Mitt Romney is hitting President Obama hard on America’s weak job performance over the past two and a half years.
Yet Romney himself has pledged himself to policies that will squeeze jobs in the near term, at least according to conventional economic theory.
He has endorsed the Cut, Cap, and Balance Act for large, early federal spending cuts: no more fiscal stimulus. Yesterday he put himself on record in opposition to any more monetary stimulus.
How to reconcile these positions?
Four possible answers.
1) Romney has become a true believer in the “confidence” theory of job creation. Unemployment remains high (according to this theory) because big government and loose money detract from business confidence. By cutting spending and tightening money, we can restore confidence and inspire business to hire again. This theory has been endorsed by many Republicans including Speaker Boehner. Maybe Romney has joined the crowd?
Problem with Answer 1: Romney just seems too damn smart to believe something so at odds with reality.
2) Romney is a total cynic. He will say whatever he needs to say to win the GOP nomination. Then he will say whatever he needs to say to win the general election. He’ll worry later about how to fix the economy: first he has to clinch today’s sale.
Problem with Answer 2: Romney has had painful experience with how hard it is to escape later the promises made today.

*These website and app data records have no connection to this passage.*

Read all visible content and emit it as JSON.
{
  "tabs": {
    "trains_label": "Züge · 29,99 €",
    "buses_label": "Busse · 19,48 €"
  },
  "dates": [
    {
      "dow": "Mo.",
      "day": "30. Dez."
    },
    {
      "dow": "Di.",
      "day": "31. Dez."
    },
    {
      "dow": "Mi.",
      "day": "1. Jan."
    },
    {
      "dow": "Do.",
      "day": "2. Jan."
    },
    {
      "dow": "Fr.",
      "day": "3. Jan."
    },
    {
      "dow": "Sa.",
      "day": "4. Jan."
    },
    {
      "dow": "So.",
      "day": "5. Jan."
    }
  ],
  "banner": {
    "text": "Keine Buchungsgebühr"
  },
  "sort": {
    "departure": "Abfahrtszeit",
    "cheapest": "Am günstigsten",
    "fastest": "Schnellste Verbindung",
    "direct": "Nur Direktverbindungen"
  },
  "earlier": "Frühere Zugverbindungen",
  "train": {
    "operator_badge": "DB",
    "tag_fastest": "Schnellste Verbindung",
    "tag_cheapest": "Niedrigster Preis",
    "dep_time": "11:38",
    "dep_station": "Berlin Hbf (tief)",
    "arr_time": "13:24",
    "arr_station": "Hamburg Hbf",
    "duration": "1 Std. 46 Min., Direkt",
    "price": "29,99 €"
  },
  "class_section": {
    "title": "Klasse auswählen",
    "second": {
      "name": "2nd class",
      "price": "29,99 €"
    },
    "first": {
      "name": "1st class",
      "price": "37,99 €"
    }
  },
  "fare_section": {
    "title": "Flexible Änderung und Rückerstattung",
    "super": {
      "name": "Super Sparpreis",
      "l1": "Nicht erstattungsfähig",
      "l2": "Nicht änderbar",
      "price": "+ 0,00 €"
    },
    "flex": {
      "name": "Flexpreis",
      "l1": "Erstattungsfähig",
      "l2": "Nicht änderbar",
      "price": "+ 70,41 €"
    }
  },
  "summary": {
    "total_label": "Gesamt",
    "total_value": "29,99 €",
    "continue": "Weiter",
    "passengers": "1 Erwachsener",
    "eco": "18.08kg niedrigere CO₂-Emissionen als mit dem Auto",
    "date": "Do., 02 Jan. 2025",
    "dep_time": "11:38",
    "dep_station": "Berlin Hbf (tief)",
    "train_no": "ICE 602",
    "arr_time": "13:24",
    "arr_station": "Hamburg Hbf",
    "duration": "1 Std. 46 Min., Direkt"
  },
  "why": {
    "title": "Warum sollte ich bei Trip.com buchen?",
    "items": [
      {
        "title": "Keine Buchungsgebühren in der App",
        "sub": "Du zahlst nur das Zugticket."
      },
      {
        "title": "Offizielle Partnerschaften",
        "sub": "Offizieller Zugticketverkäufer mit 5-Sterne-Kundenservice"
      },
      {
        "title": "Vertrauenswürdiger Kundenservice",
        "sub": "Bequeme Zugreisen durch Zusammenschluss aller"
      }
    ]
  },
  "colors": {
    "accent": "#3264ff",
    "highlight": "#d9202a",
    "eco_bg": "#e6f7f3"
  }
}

He’s still dogged by his pro-choice commitments of 2002. Would such a careful planner volunteer for the risk that he’d enter the presidency burdened by commitments that doomed him to economic failure?
3) Romney expects the economy to have already turned around by itself by 2013. He’s already taking up what he genuinely believes are the appropriate policies for a period of recovery.
Problem with Answer 3: The economy has been growing since 2009. At the current pace of job creation, we still would not have reached anywhere near full employment by the time a President Romney faced re-election in 2016. An early adoption of contractionary policies would only make his own job harder.
4) Romney expects the Republicans to lose the House of Representatives in 2012. Romney’s commitments to fiscal austerity, whatever their inherent lack of merit, will give him negotiating leverage to resist a House full of Democrats demanding big New Deal job creation programs.
Problem with Answer 4: It just seems too complicated a plan, even for Romney.